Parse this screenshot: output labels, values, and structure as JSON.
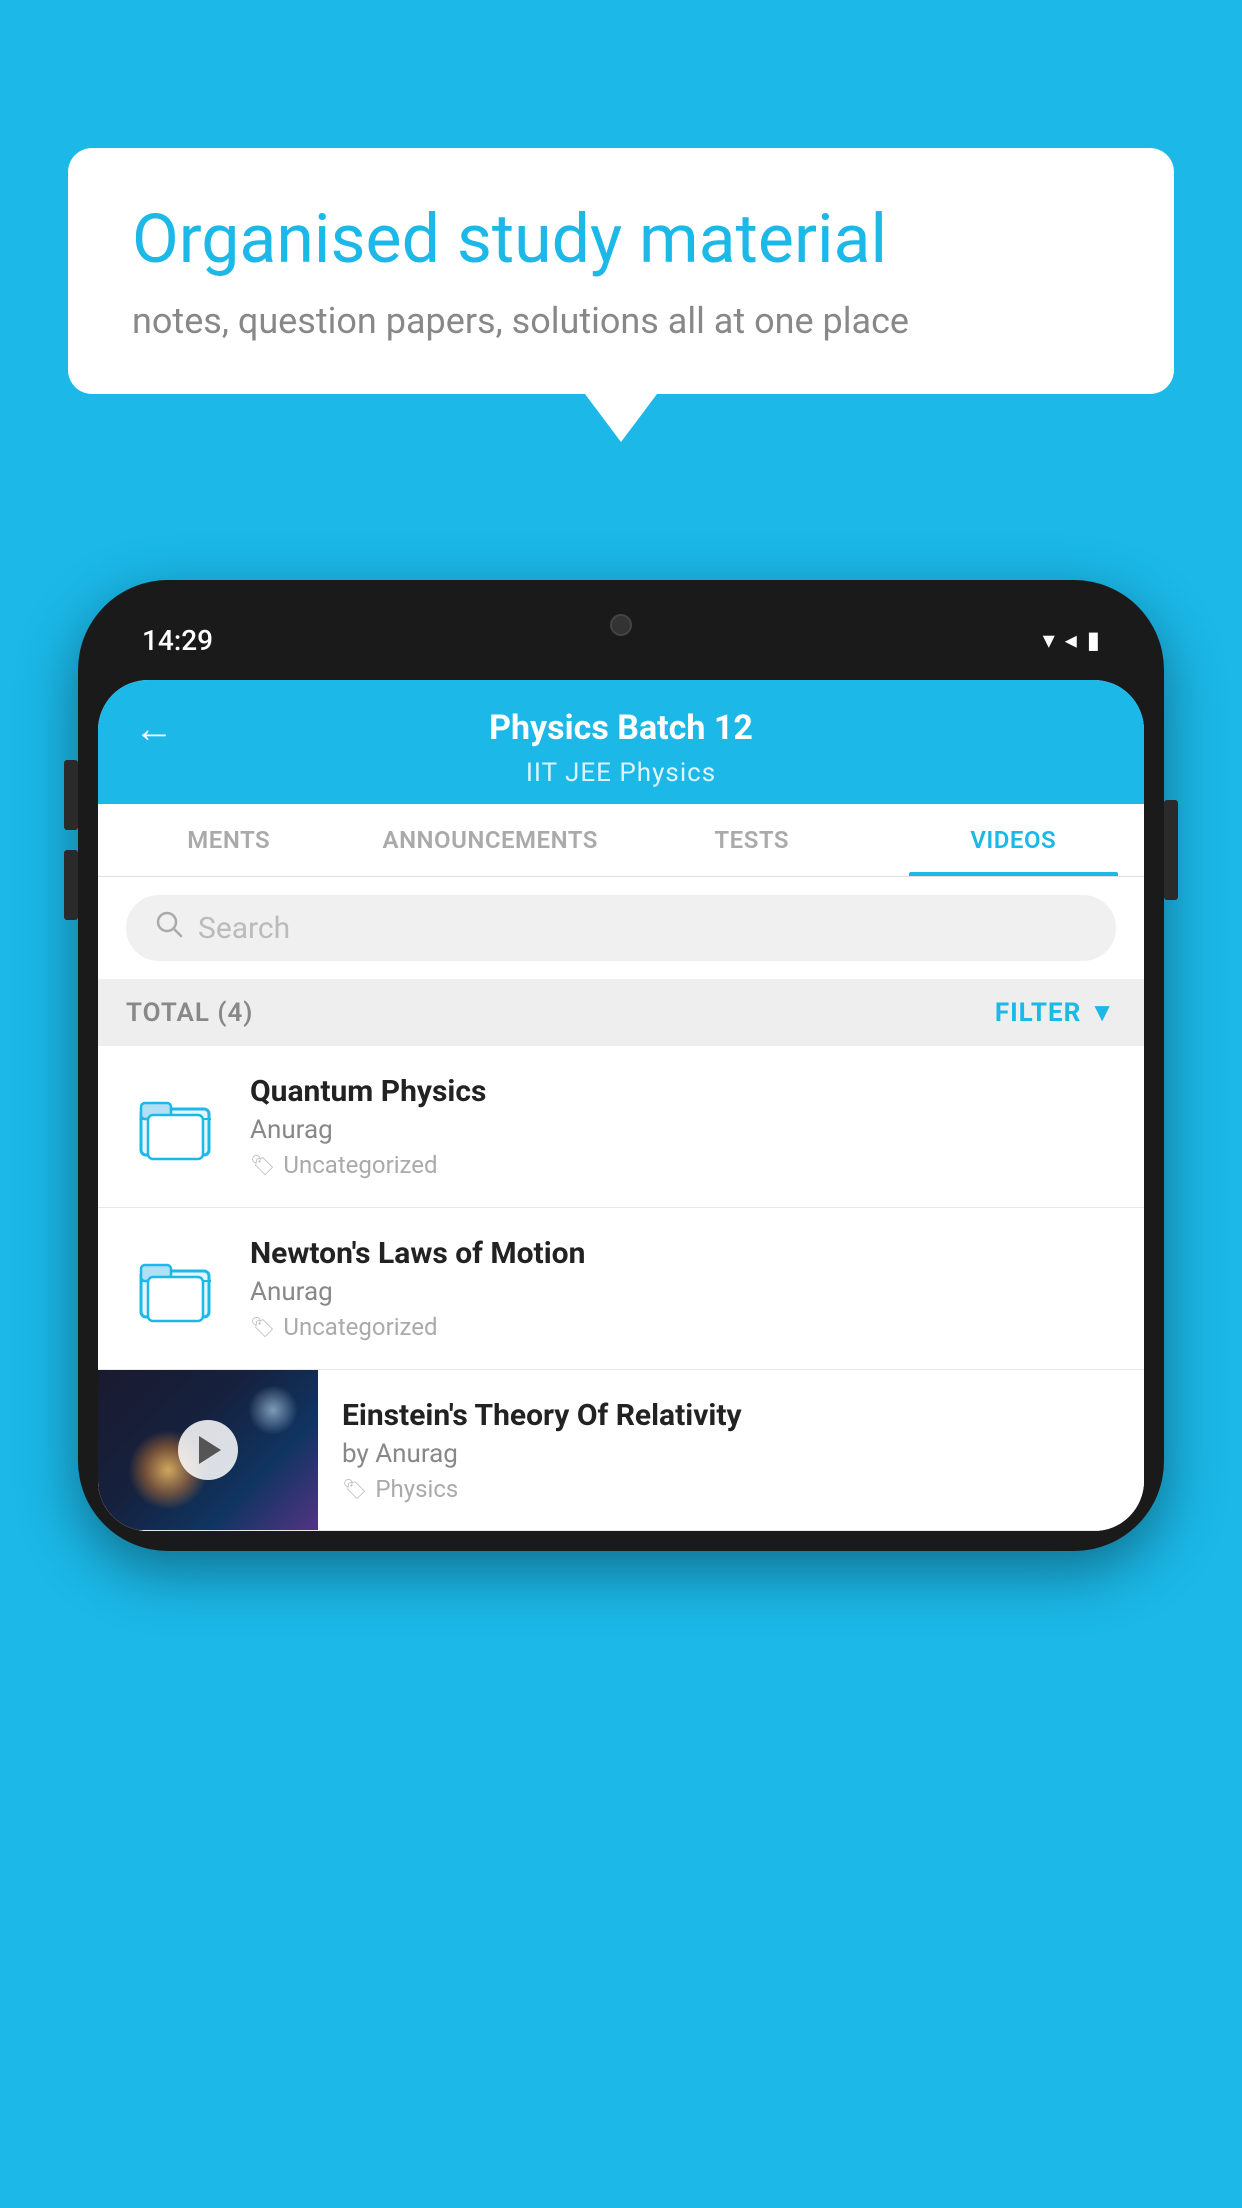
{
  "background_color": "#1bb8e8",
  "speech_bubble": {
    "title": "Organised study material",
    "subtitle": "notes, question papers, solutions all at one place"
  },
  "phone": {
    "time": "14:29",
    "status_bar": {
      "wifi": "▼",
      "signal": "▲",
      "battery": "▌"
    },
    "header": {
      "title": "Physics Batch 12",
      "subtitle": "IIT JEE   Physics",
      "back_label": "←"
    },
    "tabs": [
      {
        "label": "MENTS",
        "active": false
      },
      {
        "label": "ANNOUNCEMENTS",
        "active": false
      },
      {
        "label": "TESTS",
        "active": false
      },
      {
        "label": "VIDEOS",
        "active": true
      }
    ],
    "search": {
      "placeholder": "Search"
    },
    "filter_bar": {
      "total_label": "TOTAL (4)",
      "filter_label": "FILTER"
    },
    "videos": [
      {
        "title": "Quantum Physics",
        "author": "Anurag",
        "tag": "Uncategorized",
        "has_thumbnail": false
      },
      {
        "title": "Newton's Laws of Motion",
        "author": "Anurag",
        "tag": "Uncategorized",
        "has_thumbnail": false
      },
      {
        "title": "Einstein's Theory Of Relativity",
        "author": "by Anurag",
        "tag": "Physics",
        "has_thumbnail": true
      }
    ]
  }
}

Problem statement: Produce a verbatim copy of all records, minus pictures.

Result of this exercise:
Parse this screenshot: output labels, values, and structure as JSON.
{
  "background_color": "#1bb8e8",
  "speech_bubble": {
    "title": "Organised study material",
    "subtitle": "notes, question papers, solutions all at one place"
  },
  "phone": {
    "time": "14:29",
    "status_bar": {
      "wifi": "▼",
      "signal": "▲",
      "battery": "▌"
    },
    "header": {
      "title": "Physics Batch 12",
      "subtitle": "IIT JEE   Physics",
      "back_label": "←"
    },
    "tabs": [
      {
        "label": "MENTS",
        "active": false
      },
      {
        "label": "ANNOUNCEMENTS",
        "active": false
      },
      {
        "label": "TESTS",
        "active": false
      },
      {
        "label": "VIDEOS",
        "active": true
      }
    ],
    "search": {
      "placeholder": "Search"
    },
    "filter_bar": {
      "total_label": "TOTAL (4)",
      "filter_label": "FILTER"
    },
    "videos": [
      {
        "title": "Quantum Physics",
        "author": "Anurag",
        "tag": "Uncategorized",
        "has_thumbnail": false
      },
      {
        "title": "Newton's Laws of Motion",
        "author": "Anurag",
        "tag": "Uncategorized",
        "has_thumbnail": false
      },
      {
        "title": "Einstein's Theory Of Relativity",
        "author": "by Anurag",
        "tag": "Physics",
        "has_thumbnail": true
      }
    ]
  }
}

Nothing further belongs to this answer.